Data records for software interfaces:
-*-*-
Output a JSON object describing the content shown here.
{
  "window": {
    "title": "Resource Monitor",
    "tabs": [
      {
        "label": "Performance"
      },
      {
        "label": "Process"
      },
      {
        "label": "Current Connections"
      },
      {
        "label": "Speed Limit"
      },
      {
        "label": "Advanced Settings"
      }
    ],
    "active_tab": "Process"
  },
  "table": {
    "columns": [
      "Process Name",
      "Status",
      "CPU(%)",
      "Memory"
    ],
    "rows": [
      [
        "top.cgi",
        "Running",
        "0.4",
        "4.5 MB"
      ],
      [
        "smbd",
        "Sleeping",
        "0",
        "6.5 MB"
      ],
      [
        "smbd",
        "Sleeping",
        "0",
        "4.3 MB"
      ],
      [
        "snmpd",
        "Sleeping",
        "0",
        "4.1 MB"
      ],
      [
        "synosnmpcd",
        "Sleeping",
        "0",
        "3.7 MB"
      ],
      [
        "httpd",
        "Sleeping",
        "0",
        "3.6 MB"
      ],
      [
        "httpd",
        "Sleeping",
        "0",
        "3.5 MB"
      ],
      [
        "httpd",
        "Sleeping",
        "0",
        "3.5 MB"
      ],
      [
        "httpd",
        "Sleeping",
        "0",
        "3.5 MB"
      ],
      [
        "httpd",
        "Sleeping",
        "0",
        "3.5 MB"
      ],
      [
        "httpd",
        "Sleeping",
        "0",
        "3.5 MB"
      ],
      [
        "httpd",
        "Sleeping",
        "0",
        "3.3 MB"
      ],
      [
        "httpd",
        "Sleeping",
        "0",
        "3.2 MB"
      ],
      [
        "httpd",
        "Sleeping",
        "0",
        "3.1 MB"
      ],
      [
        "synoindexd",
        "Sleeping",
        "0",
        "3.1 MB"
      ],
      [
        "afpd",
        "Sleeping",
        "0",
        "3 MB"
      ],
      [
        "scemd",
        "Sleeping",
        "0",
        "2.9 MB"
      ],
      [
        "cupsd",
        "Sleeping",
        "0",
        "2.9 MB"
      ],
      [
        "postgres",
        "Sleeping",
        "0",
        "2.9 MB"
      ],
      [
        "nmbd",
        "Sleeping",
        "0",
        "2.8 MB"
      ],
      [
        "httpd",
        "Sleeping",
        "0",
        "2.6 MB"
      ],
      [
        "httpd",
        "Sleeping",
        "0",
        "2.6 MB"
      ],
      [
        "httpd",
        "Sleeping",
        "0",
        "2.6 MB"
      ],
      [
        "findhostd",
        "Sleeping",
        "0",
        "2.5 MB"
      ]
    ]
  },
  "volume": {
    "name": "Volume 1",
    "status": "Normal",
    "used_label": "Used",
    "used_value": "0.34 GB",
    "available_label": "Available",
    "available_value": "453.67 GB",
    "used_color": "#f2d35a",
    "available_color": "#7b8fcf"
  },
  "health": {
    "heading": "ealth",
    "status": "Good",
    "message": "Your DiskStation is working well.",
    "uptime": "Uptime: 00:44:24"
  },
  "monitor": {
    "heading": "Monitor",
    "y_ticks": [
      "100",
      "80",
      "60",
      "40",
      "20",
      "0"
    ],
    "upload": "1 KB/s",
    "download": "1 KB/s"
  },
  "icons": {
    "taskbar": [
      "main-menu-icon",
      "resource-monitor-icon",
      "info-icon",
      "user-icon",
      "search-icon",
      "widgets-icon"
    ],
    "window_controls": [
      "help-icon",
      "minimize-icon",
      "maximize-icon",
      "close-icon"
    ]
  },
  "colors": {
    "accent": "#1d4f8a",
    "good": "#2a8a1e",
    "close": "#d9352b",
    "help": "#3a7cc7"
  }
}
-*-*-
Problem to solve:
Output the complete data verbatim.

Your response:
Output a JSON object describing the content shown here.
{
  "window": {
    "title": "Resource Monitor",
    "tabs": [
      {
        "label": "Performance"
      },
      {
        "label": "Process"
      },
      {
        "label": "Current Connections"
      },
      {
        "label": "Speed Limit"
      },
      {
        "label": "Advanced Settings"
      }
    ],
    "active_tab": "Process"
  },
  "table": {
    "columns": [
      "Process Name",
      "Status",
      "CPU(%)",
      "Memory"
    ],
    "rows": [
      [
        "top.cgi",
        "Running",
        "0.4",
        "4.5 MB"
      ],
      [
        "smbd",
        "Sleeping",
        "0",
        "6.5 MB"
      ],
      [
        "smbd",
        "Sleeping",
        "0",
        "4.3 MB"
      ],
      [
        "snmpd",
        "Sleeping",
        "0",
        "4.1 MB"
      ],
      [
        "synosnmpcd",
        "Sleeping",
        "0",
        "3.7 MB"
      ],
      [
        "httpd",
        "Sleeping",
        "0",
        "3.6 MB"
      ],
      [
        "httpd",
        "Sleeping",
        "0",
        "3.5 MB"
      ],
      [
        "httpd",
        "Sleeping",
        "0",
        "3.5 MB"
      ],
      [
        "httpd",
        "Sleeping",
        "0",
        "3.5 MB"
      ],
      [
        "httpd",
        "Sleeping",
        "0",
        "3.5 MB"
      ],
      [
        "httpd",
        "Sleeping",
        "0",
        "3.5 MB"
      ],
      [
        "httpd",
        "Sleeping",
        "0",
        "3.3 MB"
      ],
      [
        "httpd",
        "Sleeping",
        "0",
        "3.2 MB"
      ],
      [
        "httpd",
        "Sleeping",
        "0",
        "3.1 MB"
      ],
      [
        "synoindexd",
        "Sleeping",
        "0",
        "3.1 MB"
      ],
      [
        "afpd",
        "Sleeping",
        "0",
        "3 MB"
      ],
      [
        "scemd",
        "Sleeping",
        "0",
        "2.9 MB"
      ],
      [
        "cupsd",
        "Sleeping",
        "0",
        "2.9 MB"
      ],
      [
        "postgres",
        "Sleeping",
        "0",
        "2.9 MB"
      ],
      [
        "nmbd",
        "Sleeping",
        "0",
        "2.8 MB"
      ],
      [
        "httpd",
        "Sleeping",
        "0",
        "2.6 MB"
      ],
      [
        "httpd",
        "Sleeping",
        "0",
        "2.6 MB"
      ],
      [
        "httpd",
        "Sleeping",
        "0",
        "2.6 MB"
      ],
      [
        "findhostd",
        "Sleeping",
        "0",
        "2.5 MB"
      ]
    ]
  },
  "volume": {
    "name": "Volume 1",
    "status": "Normal",
    "used_label": "Used",
    "used_value": "0.34 GB",
    "available_label": "Available",
    "available_value": "453.67 GB",
    "used_color": "#f2d35a",
    "available_color": "#7b8fcf"
  },
  "health": {
    "heading": "ealth",
    "status": "Good",
    "message": "Your DiskStation is working well.",
    "uptime": "Uptime: 00:44:24"
  },
  "monitor": {
    "heading": "Monitor",
    "y_ticks": [
      "100",
      "80",
      "60",
      "40",
      "20",
      "0"
    ],
    "upload": "1 KB/s",
    "download": "1 KB/s"
  },
  "icons": {
    "taskbar": [
      "main-menu-icon",
      "resource-monitor-icon",
      "info-icon",
      "user-icon",
      "search-icon",
      "widgets-icon"
    ],
    "window_controls": [
      "help-icon",
      "minimize-icon",
      "maximize-icon",
      "close-icon"
    ]
  },
  "colors": {
    "accent": "#1d4f8a",
    "good": "#2a8a1e",
    "close": "#d9352b",
    "help": "#3a7cc7"
  }
}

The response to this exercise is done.